A study in which teetotal Spanish nuns drank a regular half-litre of beer showed that beer may help reduce cholesterol levels, a group financed by the Spanish Beer Makers' Association said today.

The study also showed that the beer did not need to contain alcohol or to be drunk in large quantities to be good for you.

The "magic" ingredient is hops.

"Hops, one of the basic components of beer, may provide benefits ... in reducing levels of total cholesterol and triglycerides," the Centre for Information on Beer and Health said in a statement.

The experiment did not appear to have won many new beer fans among the teetotal Cistercian nuns who took part, chosen on the basis of their steady lifestyle and balanced diet.

"To be honest, if I needed it to reduce cholesterol or whatever I'd continue to drink it, but I wouldn't just drink beer (for itself) because I don't like it," Sister Maria Jose told Spanish state television RTVE.

Fifty nuns drank half a litre of beer a day for 45 days, then stopped for six months. Then they took 400 milligrams of hops daily for 40 days.

The result was a six per cent reduction in total cholesterol among those with high levels, the Centre said.

"We did it for the good of humanity," Sister Almerinda Alvarez told the newspaper El Pais.

- Reuters

Wednesday, June 6, 2007

Woo hoo!

Well, the Kiwis have taken the Louis Vuitton Cup, battling against the Italians on Luna Rossa, to win the best of nine final, 5-0.

That's a rare bit of jubilation on the face of Kiwi helmsman Dean Barker (Deano) and his fellow crew in the top photo. The Kiwi team is famous for its very low key celebrations when winning any of its races. In fact one reporter mentioned yesterday, after the NZ boat won race 4 of the final, that the Kiwis had finally given each other a "high-five" - that is, a subtle raise of the eyebrow.

Roll on June 23, when the challenge for the America's Cup begins!

Woo hoo!

BTW, that's a Buzzy Bee on the banner in the second photo - a true bit of Kiwiana - which is also painted on the bulb of the Kiwi boat's keel.

Friday, June 1, 2007


Sad news from the Kiwi boat, Earthrace, as they're having to pull out of their attempt to set a world record for circumnavigating the globe.

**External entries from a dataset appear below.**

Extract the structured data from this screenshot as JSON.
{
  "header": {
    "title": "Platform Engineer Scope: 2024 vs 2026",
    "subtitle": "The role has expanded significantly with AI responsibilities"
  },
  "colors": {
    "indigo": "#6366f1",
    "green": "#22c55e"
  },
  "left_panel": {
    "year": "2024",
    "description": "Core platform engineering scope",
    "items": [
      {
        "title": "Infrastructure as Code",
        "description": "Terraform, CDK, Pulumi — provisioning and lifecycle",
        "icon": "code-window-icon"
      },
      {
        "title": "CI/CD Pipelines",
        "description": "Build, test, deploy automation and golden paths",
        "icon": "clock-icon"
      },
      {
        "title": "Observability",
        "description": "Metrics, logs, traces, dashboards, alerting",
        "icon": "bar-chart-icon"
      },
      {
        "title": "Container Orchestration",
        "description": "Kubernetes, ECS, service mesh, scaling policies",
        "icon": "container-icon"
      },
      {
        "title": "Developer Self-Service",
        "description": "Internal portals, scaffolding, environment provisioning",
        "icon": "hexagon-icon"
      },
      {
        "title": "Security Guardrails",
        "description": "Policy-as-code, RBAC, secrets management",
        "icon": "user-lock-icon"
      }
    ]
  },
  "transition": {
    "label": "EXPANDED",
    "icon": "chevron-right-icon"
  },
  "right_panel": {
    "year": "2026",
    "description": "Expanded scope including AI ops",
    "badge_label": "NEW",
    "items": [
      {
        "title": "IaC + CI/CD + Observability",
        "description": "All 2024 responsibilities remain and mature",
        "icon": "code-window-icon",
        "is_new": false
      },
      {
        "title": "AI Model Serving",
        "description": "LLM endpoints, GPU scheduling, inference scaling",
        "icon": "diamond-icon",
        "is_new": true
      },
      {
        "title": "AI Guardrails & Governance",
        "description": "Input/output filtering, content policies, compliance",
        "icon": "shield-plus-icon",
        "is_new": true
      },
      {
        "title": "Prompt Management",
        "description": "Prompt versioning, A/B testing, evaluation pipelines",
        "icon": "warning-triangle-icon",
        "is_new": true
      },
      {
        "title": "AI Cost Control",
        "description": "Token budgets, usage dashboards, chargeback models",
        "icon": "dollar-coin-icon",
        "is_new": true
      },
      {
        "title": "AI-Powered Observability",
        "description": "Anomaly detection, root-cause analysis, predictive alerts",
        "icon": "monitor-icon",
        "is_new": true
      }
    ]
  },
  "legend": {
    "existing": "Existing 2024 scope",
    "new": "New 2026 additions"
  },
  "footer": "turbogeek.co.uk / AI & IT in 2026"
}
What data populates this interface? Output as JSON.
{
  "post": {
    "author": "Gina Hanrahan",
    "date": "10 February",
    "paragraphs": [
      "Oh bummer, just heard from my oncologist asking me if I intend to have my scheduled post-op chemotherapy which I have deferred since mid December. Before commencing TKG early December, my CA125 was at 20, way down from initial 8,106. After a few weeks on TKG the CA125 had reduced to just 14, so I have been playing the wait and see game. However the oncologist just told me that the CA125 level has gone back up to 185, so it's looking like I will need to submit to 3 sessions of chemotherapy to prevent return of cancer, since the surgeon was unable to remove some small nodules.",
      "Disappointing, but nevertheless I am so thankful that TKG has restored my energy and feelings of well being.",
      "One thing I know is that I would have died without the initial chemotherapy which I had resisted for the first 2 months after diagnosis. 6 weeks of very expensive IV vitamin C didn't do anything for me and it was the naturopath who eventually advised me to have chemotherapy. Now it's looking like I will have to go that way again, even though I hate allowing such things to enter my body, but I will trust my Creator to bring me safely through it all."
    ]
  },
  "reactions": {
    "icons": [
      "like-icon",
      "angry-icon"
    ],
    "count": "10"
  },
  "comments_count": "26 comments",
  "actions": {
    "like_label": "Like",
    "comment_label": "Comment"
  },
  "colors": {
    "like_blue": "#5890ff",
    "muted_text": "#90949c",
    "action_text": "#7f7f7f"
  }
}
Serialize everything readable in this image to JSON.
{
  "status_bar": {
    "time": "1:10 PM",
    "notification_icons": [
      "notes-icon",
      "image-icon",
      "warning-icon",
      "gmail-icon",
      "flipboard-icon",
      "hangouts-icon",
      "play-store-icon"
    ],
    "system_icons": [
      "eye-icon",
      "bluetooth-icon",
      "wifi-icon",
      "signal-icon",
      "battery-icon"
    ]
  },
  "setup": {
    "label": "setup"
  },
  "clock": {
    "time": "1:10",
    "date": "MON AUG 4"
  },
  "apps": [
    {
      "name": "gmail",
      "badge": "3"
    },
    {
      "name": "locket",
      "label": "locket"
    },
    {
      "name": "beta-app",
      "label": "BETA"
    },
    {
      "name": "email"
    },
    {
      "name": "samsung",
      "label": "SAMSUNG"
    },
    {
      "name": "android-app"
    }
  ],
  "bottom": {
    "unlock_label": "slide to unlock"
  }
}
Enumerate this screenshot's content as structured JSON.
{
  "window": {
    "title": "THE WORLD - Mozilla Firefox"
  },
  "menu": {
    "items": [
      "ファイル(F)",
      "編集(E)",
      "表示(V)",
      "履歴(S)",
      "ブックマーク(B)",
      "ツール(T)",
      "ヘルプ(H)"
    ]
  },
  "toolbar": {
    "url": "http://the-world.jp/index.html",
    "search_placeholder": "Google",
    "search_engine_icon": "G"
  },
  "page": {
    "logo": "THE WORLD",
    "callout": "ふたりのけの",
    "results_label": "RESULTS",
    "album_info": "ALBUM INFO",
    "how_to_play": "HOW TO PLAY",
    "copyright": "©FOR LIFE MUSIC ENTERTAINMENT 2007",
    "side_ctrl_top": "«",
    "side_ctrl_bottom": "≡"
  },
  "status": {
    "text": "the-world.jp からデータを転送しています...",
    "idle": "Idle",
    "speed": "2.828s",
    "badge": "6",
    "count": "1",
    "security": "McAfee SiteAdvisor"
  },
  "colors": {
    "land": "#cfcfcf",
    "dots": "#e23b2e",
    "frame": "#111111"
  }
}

Currently in Malaga, Spain, skipper Pete Bethune has figured that they're not going to be able to make it back to San Diego where they left on April 7. They needed to complete the circumnavigation by June 21 to break the record of 75 days set by the British boat Cable & Wireless in 1998.

Earthrace is biodiesel-fuelled, and the crew's been trying to raise awareness of the myriad uses of biodiesel as an alternative energy source.

I've been the following their progress pretty closely, and it's been just of those things - one bit of bad luck after another. They hit some bad storms in the Med, which slowed Earthrace's speed from 40km/h to 18.5km/h as it battled 5m head seas and 92km/h wind gusts. They found a 2m crack in the floor of the hull. Like all showstring sponsorship budgets, they've hit money problems. And worst of all they were detained in Guatemala after striking a fishing boat and drowning one of the crew. (A judge later released them saying it was an accident.)

But like all good Kiwis, they're talking about trying again next year...

* Photo courtesy Jim Burkett